The joys of sledding are more marginal because it’s better to have icy rather than sticky snow. It was probably the sticky snow that once saved my life.

I could not have been more than four or five years old at the time. I lived on what was considered to be the top of a hill. It wasn’t really; the hill actually continued up a dead-end side street, but for cars and bicycles, it seemed like a hill. The street in front of our house cut through the hill, and across the street from us three homes had 45-degree slopes extending up 15 or 20 feet. For sledding purposes, they were a little short and a little steep, but at age 4, worked just fine.

It was a school day because the only two people out sledding were my best friend, also 4, whose yard it was, and I. Today, when I am getting more creaky, I marvel at the idea that we could slide down that hill, then run back up it and do it again. And again. And again.

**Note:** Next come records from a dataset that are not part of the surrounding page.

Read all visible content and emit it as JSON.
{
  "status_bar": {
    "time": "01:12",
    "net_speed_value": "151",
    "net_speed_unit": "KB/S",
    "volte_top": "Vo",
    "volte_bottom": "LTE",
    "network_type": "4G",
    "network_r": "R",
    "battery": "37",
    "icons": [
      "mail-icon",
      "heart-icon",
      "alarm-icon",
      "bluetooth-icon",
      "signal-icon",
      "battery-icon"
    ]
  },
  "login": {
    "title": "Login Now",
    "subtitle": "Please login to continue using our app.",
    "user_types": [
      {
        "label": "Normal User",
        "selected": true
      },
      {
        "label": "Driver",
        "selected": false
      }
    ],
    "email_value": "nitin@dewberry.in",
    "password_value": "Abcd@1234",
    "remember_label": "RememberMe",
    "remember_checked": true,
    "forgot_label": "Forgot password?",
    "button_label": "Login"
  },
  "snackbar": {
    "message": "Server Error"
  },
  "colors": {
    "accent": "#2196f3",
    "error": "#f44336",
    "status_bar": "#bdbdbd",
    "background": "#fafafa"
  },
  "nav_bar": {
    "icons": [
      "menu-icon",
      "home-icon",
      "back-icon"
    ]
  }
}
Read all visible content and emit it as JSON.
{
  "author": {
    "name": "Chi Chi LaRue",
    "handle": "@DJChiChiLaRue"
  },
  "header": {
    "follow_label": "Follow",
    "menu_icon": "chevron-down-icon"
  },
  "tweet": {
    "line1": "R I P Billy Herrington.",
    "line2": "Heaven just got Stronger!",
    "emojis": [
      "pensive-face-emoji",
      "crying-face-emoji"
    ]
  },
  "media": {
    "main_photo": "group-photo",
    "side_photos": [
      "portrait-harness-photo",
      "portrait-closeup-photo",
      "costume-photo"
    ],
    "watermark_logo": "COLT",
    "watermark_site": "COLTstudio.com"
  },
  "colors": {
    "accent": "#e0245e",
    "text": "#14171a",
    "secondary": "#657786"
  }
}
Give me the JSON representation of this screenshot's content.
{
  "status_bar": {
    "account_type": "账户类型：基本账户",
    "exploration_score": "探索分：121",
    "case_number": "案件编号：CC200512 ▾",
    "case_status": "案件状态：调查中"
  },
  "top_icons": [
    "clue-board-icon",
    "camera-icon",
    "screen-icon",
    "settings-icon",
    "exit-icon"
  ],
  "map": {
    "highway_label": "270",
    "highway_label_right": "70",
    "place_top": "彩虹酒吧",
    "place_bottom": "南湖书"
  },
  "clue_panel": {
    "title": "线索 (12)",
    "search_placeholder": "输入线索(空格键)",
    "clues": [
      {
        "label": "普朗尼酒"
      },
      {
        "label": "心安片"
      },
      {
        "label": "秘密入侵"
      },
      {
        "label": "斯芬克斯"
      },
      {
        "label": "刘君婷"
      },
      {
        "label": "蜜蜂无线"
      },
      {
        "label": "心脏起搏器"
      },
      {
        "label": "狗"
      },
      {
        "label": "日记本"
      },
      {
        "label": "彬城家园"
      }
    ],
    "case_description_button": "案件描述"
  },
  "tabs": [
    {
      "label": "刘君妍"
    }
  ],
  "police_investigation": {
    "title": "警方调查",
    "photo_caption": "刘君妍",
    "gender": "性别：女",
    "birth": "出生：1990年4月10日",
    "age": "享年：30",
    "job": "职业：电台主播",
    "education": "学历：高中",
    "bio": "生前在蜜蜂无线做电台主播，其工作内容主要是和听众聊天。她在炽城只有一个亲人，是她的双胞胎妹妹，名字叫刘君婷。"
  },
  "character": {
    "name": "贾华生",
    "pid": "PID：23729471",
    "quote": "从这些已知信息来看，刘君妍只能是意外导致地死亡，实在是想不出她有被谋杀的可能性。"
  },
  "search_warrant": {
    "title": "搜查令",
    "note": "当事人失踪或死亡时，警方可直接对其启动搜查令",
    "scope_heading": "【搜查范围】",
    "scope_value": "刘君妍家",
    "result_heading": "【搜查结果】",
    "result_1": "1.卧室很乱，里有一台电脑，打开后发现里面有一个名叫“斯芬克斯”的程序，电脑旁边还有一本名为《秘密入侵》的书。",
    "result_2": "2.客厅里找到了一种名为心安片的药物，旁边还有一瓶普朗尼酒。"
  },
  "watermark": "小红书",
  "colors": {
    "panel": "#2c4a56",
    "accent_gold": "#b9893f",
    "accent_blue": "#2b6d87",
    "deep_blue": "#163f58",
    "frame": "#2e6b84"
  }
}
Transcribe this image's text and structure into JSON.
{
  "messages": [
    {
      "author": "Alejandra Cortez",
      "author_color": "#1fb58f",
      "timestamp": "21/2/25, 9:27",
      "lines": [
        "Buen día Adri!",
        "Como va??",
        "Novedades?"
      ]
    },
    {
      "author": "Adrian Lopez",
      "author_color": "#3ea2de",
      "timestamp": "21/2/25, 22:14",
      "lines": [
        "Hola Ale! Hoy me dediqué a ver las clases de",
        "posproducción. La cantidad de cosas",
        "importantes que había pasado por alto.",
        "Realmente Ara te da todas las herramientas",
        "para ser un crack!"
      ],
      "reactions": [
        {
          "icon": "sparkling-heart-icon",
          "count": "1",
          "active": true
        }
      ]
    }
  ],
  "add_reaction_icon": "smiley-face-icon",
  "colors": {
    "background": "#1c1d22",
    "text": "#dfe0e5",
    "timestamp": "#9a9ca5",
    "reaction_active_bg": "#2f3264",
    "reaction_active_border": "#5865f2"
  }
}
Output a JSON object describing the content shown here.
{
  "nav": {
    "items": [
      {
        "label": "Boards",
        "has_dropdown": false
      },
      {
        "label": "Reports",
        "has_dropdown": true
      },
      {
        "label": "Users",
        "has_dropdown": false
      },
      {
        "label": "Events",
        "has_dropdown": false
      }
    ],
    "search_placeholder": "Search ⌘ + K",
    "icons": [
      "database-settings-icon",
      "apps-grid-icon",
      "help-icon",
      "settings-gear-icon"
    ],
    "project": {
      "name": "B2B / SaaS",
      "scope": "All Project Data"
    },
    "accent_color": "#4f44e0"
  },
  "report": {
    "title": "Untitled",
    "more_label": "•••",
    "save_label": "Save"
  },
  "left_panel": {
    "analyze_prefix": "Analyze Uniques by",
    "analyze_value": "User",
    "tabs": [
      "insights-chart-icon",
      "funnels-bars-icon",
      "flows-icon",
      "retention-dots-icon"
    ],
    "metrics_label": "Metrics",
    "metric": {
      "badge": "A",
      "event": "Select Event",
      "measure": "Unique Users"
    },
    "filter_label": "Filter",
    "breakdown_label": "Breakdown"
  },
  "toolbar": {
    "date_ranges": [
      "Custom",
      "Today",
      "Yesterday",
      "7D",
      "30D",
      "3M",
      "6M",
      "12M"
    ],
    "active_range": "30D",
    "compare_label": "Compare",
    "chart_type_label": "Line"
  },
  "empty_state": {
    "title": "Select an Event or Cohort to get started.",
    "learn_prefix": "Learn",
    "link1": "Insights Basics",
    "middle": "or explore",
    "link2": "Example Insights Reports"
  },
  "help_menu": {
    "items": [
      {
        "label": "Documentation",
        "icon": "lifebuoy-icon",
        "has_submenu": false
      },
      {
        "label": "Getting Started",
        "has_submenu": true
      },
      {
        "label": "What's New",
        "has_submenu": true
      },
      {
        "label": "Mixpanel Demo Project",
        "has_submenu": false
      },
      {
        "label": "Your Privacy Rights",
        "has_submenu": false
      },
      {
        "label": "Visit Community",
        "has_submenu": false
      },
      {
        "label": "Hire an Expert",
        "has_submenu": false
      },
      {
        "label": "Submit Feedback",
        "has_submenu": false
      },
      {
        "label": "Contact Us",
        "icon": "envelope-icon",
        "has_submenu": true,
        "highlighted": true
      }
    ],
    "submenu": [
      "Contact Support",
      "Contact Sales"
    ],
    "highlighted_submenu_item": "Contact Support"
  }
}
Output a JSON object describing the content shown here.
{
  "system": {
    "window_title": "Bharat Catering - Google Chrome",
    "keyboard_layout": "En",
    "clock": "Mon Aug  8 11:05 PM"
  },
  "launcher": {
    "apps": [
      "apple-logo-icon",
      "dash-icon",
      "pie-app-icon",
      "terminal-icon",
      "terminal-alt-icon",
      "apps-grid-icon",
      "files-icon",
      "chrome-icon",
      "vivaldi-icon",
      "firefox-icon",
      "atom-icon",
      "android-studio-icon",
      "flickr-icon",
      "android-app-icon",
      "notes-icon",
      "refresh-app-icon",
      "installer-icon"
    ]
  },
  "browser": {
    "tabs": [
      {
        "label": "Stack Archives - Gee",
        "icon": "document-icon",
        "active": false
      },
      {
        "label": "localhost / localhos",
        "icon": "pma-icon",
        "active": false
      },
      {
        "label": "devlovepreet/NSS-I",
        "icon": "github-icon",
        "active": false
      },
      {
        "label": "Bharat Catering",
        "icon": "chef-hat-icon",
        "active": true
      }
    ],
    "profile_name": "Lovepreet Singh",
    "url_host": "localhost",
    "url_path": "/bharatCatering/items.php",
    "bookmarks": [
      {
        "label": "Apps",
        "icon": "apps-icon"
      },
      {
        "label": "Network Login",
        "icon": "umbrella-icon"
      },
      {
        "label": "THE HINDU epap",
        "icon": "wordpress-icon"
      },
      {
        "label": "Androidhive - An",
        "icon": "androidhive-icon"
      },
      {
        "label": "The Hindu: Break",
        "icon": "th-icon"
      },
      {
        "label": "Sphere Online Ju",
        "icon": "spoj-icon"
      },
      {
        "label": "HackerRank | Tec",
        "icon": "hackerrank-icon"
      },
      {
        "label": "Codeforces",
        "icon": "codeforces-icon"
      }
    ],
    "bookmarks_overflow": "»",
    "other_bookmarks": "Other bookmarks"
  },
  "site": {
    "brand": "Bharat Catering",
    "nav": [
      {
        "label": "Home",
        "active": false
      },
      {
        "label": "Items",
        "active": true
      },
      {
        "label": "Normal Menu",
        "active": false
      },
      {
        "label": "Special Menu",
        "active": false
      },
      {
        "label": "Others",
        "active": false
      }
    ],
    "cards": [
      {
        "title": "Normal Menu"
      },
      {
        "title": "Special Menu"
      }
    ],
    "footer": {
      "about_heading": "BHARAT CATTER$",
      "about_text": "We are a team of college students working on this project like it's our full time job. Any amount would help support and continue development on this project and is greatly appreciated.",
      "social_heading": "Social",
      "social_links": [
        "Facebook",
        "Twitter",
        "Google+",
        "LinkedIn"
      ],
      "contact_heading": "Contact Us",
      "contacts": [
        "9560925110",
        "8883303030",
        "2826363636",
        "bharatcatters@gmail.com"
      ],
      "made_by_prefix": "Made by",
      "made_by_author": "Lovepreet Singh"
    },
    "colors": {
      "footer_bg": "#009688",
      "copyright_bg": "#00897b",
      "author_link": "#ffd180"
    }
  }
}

Today, it would take half as many steps, twice as much time, and once would be enough, thank you.

We were having a great time, but after a while, we had worn the snow down to the grass in spots, so I ran over to the other side of the yard where the snow was still virgin.

As many 4-year-olds do, I was living in the moment, and hadn’t thought about why we were sliding on the other side of the yard originally.

The reason was parked at the bottom of the hill. It was a 1937-vintage Plymouth or Chevrolet. A sleek roadster, you don’t see them often at car shows or in parades. It’s as if automobiles began with Model T Fords and then leapfrogged to the tail-finned beauties of the 1950s and the muscle cars of the 1960s.

But they did make cars in the 1930s, and this black beauty had a running board to help climb in and out of it. The car had seen better days, and I don’t ever recall seeing my friend’s father driving it. In those days, he rode a bicycle to work, and the old car just sat by the curb — or would have if a curb had existed in those days.

But I wasn’t thinking about automobile design or whether or not the car would start. I was only thinking about the virgin snow. So I lay down on my sled head first, and pushed off, down the incline. A few seconds later I realized my mistake when my left eyebrow slammed into the running board of that old car.

I still remember being in pain, and instantly breaking into tears. My stocking cap must have been over the eyebrow because I did not bleed. My 4-year-old friend had the presence of mind to help me up and walk me home, me screaming all the way.

My mother took one look and decided that I was going to live. She produced some ice folded in a washcloth, and told me to hold it over my eye. I calmed down, and for the next couple of weeks had one of the classic shiners of all time, bruising all around the eye socket.

I don’t recall going to the doctor or getting an X-ray. Nor do I ever recall doing anything quite that stupid again. All I can say in retrospect is thank God for sticky snow. If I had really been motoring, the results could have been much more serious.

I did not lose my love of sledding, and undoubtedly had some close calls on other larger, steeper hills in later years. By then, of course, I had become better at steering or learned that at times it may be better to roll off the sled into the snow rather than come to a sudden stop against an immovable object.

Still, my brother, nine years older than me, likes to remind me upon occasion what a miracle it was that I made it to adulthood. In particular, he likes to bring up the time that he and a friend were throwing snowballs at passing cars. I came along, he says, thought it looked like fun, and joined them. However, the first car I nailed happened to be the high school principal’s.

I was of an age that I had no idea who that was, but my brother still claims he was 12 miles away by the time the principal got out of his car. Gratefully, I have no memory of the incident. Sticky snow can be a mixed blessing.

Tom West is the editor and general manager of the Record. Reach him at (320) 616-1932 or by email at [email protected].